Component data from apps and pages:
##########
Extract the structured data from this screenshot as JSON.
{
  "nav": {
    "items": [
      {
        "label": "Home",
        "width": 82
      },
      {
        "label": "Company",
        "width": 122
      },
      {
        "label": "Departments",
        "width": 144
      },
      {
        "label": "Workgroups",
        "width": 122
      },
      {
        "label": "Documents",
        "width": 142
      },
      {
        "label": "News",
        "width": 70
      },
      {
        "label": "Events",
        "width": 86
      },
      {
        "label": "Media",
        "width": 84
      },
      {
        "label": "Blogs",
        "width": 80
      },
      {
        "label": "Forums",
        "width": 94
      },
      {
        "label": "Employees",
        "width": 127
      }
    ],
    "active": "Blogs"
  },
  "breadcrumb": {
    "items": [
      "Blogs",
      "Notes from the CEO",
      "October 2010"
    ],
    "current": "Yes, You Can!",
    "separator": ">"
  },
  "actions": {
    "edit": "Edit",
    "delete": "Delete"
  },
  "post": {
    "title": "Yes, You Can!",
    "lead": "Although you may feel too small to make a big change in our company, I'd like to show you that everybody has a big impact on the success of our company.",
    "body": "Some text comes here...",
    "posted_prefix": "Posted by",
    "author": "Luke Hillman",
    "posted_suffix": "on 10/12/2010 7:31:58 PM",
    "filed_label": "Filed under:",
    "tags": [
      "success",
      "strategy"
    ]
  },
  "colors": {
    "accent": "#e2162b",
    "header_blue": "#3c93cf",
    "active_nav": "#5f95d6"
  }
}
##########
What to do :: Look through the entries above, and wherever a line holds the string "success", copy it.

Exercise output ::
    "lead": "Although you may feel too small to make a big change in our company, I'd like to show you that everybody has a big impact on the success of our company.",
      "success",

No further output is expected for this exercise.